“The times they are a changin” here in the Flathead River drainage. The United States Forest Service (USFS), as well as Glacier National Park are teaming up to form a new comprehensive river management plan (CRMP) for the forks of the Flathead River, which is designated Wild and Scenic. This designation is a hard thing to achieve. It literally takes an act of Congress. It sets into effect a series of protections that aim to maintain the remarkable qualities of these rivers for future generations. The hallowed designation was bestowed on the forks of the Flathead River in 1976 and shortly after in 1980, a CRMP was written and adopted. These series of regulations and guidelines dictated how the remarkable qualities of these rivers were to be protected as well as who could use the river for a commercial purpose and in what capacity. Since then, other than an amendment to the plan in 1986, there have been no changes to river commercial use permits or recreational guidelines. As most people who live and recreate in the Flathead River Valley know, there has been a large increase in traffic to the valley and especially Glacier National Park in recent years. This translates into more people using the Middle and North forks of the Flathead, which make up the southern and western boundaries of Glacier National Park, respectively.
The first of several public meetings on the CRMP took place in early March in Columbia Falls. The turnout was higher than expected and standing room only. The initial purpose of the meeting was an overview of how a third-party research firm, Hydro Solutions out of Helena Montana, will help coordinate the CRMP through a scientific assessment of the Flathead’s Wild and Scenic sections. This assessment is designed to help the USFS and Glacier National park officials make the best decisions based on science in creating the new CRMP. According to the USFS website, “the CRMP will address the current status of these resources, outline goals and desired conditions, determine user capacities, and create a monitoring strategy and plan to carry forward”. Hydro Solution’s data collection for the assessment is slated to take up to three years to complete. Once Hydro Solutions has finished their assessment, the USFS and Glacier National Park officials will create a new set of guidelines and rules for the Forks of the Flathead and present them in the new CRMP.
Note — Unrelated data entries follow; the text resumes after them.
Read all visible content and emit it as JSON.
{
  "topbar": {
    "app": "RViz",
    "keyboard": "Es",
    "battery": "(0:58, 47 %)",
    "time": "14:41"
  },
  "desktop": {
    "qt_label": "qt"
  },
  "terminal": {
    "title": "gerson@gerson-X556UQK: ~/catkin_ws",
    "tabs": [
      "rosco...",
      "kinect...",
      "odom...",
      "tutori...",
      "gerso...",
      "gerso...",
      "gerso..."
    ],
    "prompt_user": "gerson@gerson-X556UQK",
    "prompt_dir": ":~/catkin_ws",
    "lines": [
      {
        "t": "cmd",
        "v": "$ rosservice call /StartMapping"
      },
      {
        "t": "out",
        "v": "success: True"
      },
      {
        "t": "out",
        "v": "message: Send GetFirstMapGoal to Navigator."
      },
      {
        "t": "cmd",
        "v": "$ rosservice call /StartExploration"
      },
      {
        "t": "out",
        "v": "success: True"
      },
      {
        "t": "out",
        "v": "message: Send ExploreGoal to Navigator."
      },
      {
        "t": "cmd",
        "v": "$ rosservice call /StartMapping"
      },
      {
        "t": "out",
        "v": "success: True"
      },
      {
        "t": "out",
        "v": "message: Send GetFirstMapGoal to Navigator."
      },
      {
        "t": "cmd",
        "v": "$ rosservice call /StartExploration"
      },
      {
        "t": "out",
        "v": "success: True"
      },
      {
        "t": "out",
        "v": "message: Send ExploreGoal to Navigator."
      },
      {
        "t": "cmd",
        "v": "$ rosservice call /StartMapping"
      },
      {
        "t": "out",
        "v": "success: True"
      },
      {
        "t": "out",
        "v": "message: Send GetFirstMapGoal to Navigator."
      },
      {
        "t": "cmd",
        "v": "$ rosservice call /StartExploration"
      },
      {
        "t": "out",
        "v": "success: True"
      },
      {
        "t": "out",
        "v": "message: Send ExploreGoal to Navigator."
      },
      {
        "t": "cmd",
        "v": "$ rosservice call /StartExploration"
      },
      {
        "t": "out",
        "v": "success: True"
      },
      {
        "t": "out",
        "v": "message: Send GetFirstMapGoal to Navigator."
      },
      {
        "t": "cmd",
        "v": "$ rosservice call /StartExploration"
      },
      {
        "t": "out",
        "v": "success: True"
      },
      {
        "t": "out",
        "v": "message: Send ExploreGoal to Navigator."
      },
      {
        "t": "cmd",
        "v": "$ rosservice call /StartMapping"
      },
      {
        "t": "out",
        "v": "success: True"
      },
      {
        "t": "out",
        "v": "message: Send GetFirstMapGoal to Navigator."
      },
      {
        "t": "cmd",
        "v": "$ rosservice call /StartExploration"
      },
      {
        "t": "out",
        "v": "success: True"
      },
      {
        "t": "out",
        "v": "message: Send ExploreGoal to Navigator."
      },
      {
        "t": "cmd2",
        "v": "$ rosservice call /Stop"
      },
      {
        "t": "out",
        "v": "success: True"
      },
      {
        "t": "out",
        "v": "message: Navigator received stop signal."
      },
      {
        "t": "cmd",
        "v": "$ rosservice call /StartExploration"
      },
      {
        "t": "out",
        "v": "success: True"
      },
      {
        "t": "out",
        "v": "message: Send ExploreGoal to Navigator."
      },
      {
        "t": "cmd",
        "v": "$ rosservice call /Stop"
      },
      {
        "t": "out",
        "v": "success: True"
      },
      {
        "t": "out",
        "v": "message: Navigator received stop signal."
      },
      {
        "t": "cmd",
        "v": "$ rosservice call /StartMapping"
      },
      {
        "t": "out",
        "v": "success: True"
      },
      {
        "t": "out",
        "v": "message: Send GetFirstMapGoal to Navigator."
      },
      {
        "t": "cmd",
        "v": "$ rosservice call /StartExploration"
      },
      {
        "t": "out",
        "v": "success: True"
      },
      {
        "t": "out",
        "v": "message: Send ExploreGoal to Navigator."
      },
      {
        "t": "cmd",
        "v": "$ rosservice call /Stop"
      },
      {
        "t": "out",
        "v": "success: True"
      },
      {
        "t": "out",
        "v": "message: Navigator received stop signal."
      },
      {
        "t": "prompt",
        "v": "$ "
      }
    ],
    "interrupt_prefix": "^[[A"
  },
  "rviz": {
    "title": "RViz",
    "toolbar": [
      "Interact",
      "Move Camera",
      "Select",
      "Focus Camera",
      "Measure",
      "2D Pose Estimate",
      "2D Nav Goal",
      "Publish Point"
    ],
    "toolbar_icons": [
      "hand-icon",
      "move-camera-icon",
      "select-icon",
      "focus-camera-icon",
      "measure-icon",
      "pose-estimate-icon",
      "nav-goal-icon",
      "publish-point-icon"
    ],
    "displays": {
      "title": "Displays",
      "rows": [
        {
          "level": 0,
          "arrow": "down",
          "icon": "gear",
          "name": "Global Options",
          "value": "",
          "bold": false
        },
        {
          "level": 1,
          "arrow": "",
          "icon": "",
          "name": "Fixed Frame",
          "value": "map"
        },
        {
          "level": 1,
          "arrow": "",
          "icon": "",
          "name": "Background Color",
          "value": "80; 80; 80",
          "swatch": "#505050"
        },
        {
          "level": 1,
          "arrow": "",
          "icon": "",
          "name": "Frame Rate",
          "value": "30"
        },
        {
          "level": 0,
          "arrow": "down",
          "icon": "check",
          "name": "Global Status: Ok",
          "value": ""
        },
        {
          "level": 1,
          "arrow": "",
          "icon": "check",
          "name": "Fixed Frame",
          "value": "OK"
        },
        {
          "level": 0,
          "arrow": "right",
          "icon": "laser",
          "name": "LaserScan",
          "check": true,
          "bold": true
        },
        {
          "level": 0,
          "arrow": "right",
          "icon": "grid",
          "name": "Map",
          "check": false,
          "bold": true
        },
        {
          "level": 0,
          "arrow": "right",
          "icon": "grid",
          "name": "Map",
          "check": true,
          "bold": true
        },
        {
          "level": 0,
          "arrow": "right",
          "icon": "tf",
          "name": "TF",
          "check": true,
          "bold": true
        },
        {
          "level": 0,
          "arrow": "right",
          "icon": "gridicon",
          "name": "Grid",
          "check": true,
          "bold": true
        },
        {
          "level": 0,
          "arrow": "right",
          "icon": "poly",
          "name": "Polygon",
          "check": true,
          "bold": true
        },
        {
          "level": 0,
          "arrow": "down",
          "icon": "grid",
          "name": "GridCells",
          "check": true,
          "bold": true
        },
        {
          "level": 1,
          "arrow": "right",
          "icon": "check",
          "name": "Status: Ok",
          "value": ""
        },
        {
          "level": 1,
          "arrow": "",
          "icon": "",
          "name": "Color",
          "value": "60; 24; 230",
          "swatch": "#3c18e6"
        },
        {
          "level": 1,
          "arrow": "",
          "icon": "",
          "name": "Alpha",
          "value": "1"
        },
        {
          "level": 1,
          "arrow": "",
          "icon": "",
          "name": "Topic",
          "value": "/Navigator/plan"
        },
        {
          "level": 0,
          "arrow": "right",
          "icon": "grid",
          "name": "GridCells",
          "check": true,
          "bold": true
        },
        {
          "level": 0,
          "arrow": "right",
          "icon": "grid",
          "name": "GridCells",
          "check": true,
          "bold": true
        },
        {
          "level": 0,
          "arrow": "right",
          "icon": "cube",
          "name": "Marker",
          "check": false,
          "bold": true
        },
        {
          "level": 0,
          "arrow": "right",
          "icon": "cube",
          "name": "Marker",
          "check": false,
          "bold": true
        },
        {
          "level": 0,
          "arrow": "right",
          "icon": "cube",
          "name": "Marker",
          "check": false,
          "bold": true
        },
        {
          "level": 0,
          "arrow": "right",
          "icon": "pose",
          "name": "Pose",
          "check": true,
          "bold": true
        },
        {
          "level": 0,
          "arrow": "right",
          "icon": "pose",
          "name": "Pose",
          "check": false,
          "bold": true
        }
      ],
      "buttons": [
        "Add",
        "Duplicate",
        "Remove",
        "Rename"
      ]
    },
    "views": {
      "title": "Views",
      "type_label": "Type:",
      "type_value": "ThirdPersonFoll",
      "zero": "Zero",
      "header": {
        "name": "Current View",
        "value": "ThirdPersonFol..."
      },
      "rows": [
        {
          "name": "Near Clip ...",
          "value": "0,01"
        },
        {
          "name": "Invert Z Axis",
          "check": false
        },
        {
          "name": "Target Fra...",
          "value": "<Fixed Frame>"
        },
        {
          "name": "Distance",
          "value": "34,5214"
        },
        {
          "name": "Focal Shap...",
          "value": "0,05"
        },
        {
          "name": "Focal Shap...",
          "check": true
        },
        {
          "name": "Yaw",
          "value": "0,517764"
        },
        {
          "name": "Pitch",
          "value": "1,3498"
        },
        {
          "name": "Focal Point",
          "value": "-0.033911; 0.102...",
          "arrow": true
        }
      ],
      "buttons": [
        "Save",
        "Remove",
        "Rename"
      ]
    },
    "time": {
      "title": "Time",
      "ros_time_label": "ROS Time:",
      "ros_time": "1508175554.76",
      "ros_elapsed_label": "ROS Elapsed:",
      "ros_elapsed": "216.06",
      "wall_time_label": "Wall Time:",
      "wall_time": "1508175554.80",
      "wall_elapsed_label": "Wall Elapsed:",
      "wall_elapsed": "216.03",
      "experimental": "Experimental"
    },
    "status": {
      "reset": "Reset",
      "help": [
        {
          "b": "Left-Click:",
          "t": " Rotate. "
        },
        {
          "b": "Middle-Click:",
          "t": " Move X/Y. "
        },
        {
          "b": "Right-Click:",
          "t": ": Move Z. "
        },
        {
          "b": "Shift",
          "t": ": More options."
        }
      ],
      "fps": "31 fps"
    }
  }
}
As to be expected in a room full of river rats and stewards, there was no shortage of opinions during the Q&A session with the most common opinion being that the rivers are being loved to death. Other popular topics, included air quality around the North Fork road due to increased vehicle traffic, the ever-present danger of Burlington Northern Santa Fe’s increased train traffic up the Middle Fork, and the abundance of trash and debris along the river corridor from careless river users. There was also a consensus of concern about the government agencies’ process for drafting a new CRMP and how much input would come from local citizen’s voices. Glacier National Park and USFS officials became aware during the Q&A session that they will be held up to a high standard of transparency and dialogue during this CRMP process. During the meeting one thing was made clear, the people of this valley care deeply about the rivers and will have a say in the CRMP to make sure the rivers best interests are being met. If not, in the spirit of Mr. T, I pity the government agencies that will have to incur their wrath. To find out more about the CRMP and public meetings information visit: https://www.fs.usda.gov/detailfull/flathead/home/?cid=fseprd573051&width=full.